**What the task requires**
Wherever an image appears in the data, omit it and copy all the remaining text word for word.

**Source information**
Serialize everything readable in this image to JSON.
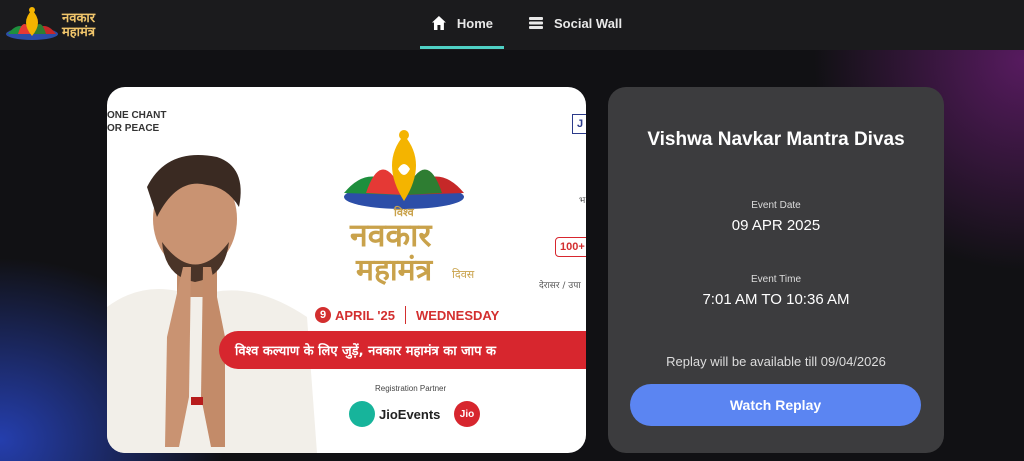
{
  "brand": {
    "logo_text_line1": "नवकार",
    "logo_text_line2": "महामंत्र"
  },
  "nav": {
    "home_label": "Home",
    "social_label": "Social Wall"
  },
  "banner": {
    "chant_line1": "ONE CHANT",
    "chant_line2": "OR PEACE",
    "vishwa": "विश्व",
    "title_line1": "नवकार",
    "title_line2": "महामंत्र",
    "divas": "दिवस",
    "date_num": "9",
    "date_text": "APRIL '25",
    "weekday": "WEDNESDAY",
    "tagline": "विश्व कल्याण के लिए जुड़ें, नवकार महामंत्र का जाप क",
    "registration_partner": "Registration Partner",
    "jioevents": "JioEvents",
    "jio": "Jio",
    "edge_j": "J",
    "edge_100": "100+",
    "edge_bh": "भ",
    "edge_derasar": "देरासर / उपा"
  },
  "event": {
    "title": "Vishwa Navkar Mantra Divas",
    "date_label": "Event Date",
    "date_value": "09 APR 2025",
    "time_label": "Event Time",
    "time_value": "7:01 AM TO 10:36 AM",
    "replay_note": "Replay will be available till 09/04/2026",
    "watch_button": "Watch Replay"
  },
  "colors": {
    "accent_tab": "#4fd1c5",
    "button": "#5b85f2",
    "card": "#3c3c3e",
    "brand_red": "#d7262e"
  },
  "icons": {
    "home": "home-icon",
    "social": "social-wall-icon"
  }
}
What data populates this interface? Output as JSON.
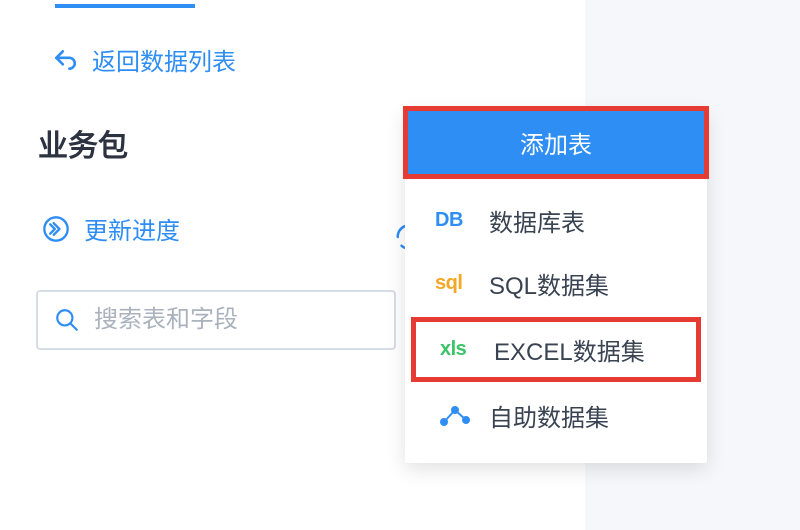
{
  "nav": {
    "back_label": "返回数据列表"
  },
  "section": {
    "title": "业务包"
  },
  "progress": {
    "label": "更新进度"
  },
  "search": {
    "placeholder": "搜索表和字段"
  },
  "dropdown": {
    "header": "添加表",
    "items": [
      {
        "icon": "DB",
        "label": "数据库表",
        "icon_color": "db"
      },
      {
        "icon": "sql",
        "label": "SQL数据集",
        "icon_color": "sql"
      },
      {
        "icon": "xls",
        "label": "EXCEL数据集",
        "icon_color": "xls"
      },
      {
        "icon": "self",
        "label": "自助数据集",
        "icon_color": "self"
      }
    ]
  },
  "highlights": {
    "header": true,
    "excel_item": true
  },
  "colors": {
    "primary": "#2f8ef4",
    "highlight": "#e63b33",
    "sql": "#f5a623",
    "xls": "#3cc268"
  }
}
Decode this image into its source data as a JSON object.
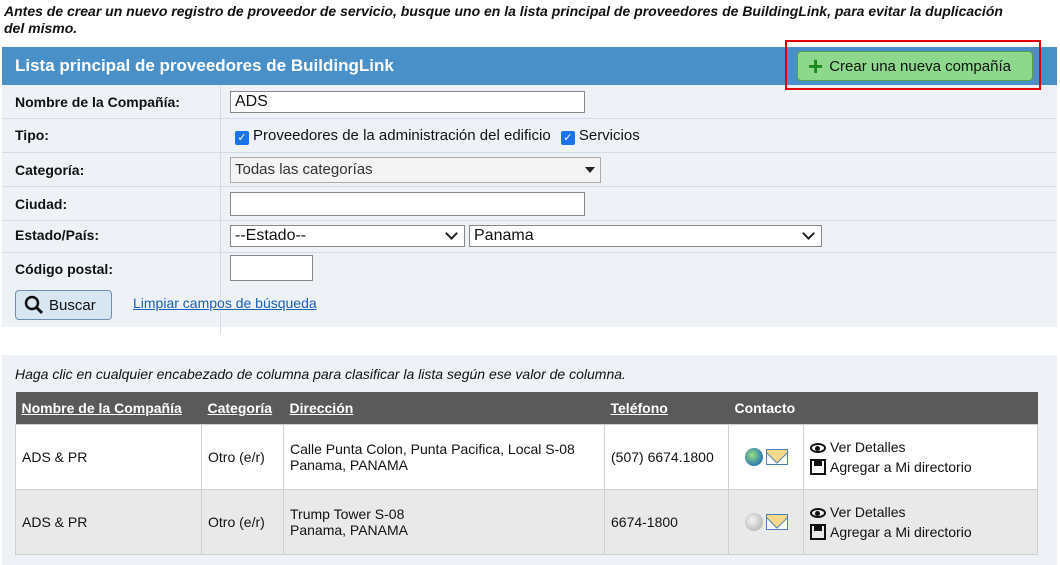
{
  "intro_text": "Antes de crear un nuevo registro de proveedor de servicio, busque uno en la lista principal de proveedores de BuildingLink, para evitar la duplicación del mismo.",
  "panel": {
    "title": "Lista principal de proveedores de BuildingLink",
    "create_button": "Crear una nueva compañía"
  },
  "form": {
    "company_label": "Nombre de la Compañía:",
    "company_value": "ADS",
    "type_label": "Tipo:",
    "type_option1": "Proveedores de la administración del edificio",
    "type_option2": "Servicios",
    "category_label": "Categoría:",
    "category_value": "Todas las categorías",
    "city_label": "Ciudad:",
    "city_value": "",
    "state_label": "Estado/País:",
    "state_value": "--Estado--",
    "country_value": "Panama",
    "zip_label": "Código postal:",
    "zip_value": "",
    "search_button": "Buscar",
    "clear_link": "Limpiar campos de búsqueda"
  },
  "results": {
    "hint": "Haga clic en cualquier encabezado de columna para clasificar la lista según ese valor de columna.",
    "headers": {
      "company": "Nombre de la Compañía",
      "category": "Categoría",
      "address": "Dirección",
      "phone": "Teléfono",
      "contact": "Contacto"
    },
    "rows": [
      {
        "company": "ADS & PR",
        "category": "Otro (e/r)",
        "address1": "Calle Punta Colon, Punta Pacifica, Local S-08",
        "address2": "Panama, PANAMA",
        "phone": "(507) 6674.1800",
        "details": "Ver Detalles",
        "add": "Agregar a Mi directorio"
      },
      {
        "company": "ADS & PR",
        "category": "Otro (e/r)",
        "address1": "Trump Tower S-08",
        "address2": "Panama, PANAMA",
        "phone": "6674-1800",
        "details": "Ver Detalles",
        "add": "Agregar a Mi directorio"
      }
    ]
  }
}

**Reply**
Serialize everything readable in this image to JSON.
{
  "brand": {
    "logo_text_line1": "नवकार",
    "logo_text_line2": "महामंत्र"
  },
  "nav": {
    "home_label": "Home",
    "social_label": "Social Wall"
  },
  "banner": {
    "chant_line1": "ONE CHANT",
    "chant_line2": "OR PEACE",
    "vishwa": "विश्व",
    "title_line1": "नवकार",
    "title_line2": "महामंत्र",
    "divas": "दिवस",
    "date_num": "9",
    "date_text": "APRIL '25",
    "weekday": "WEDNESDAY",
    "tagline": "विश्व कल्याण के लिए जुड़ें, नवकार महामंत्र का जाप क",
    "registration_partner": "Registration Partner",
    "jioevents": "JioEvents",
    "jio": "Jio",
    "edge_j": "J",
    "edge_100": "100+",
    "edge_bh": "भ",
    "edge_derasar": "देरासर / उपा"
  },
  "event": {
    "title": "Vishwa Navkar Mantra Divas",
    "date_label": "Event Date",
    "date_value": "09 APR 2025",
    "time_label": "Event Time",
    "time_value": "7:01 AM TO 10:36 AM",
    "replay_note": "Replay will be available till 09/04/2026",
    "watch_button": "Watch Replay"
  },
  "colors": {
    "accent_tab": "#4fd1c5",
    "button": "#5b85f2",
    "card": "#3c3c3e",
    "brand_red": "#d7262e"
  },
  "icons": {
    "home": "home-icon",
    "social": "social-wall-icon"
  }
}
What data populates this interface? Output as JSON.
{
  "nav": {
    "back_label": "返回数据列表"
  },
  "section": {
    "title": "业务包"
  },
  "progress": {
    "label": "更新进度"
  },
  "search": {
    "placeholder": "搜索表和字段"
  },
  "dropdown": {
    "header": "添加表",
    "items": [
      {
        "icon": "DB",
        "label": "数据库表",
        "icon_color": "db"
      },
      {
        "icon": "sql",
        "label": "SQL数据集",
        "icon_color": "sql"
      },
      {
        "icon": "xls",
        "label": "EXCEL数据集",
        "icon_color": "xls"
      },
      {
        "icon": "self",
        "label": "自助数据集",
        "icon_color": "self"
      }
    ]
  },
  "highlights": {
    "header": true,
    "excel_item": true
  },
  "colors": {
    "primary": "#2f8ef4",
    "highlight": "#e63b33",
    "sql": "#f5a623",
    "xls": "#3cc268"
  }
}
Decode this image into its source data as a JSON object.
{
  "intro_text": "Antes de crear un nuevo registro de proveedor de servicio, busque uno en la lista principal de proveedores de BuildingLink, para evitar la duplicación del mismo.",
  "panel": {
    "title": "Lista principal de proveedores de BuildingLink",
    "create_button": "Crear una nueva compañía"
  },
  "form": {
    "company_label": "Nombre de la Compañía:",
    "company_value": "ADS",
    "type_label": "Tipo:",
    "type_option1": "Proveedores de la administración del edificio",
    "type_option2": "Servicios",
    "category_label": "Categoría:",
    "category_value": "Todas las categorías",
    "city_label": "Ciudad:",
    "city_value": "",
    "state_label": "Estado/País:",
    "state_value": "--Estado--",
    "country_value": "Panama",
    "zip_label": "Código postal:",
    "zip_value": "",
    "search_button": "Buscar",
    "clear_link": "Limpiar campos de búsqueda"
  },
  "results": {
    "hint": "Haga clic en cualquier encabezado de columna para clasificar la lista según ese valor de columna.",
    "headers": {
      "company": "Nombre de la Compañía",
      "category": "Categoría",
      "address": "Dirección",
      "phone": "Teléfono",
      "contact": "Contacto"
    },
    "rows": [
      {
        "company": "ADS & PR",
        "category": "Otro (e/r)",
        "address1": "Calle Punta Colon, Punta Pacifica, Local S-08",
        "address2": "Panama, PANAMA",
        "phone": "(507) 6674.1800",
        "details": "Ver Detalles",
        "add": "Agregar a Mi directorio"
      },
      {
        "company": "ADS & PR",
        "category": "Otro (e/r)",
        "address1": "Trump Tower S-08",
        "address2": "Panama, PANAMA",
        "phone": "6674-1800",
        "details": "Ver Detalles",
        "add": "Agregar a Mi directorio"
      }
    ]
  }
}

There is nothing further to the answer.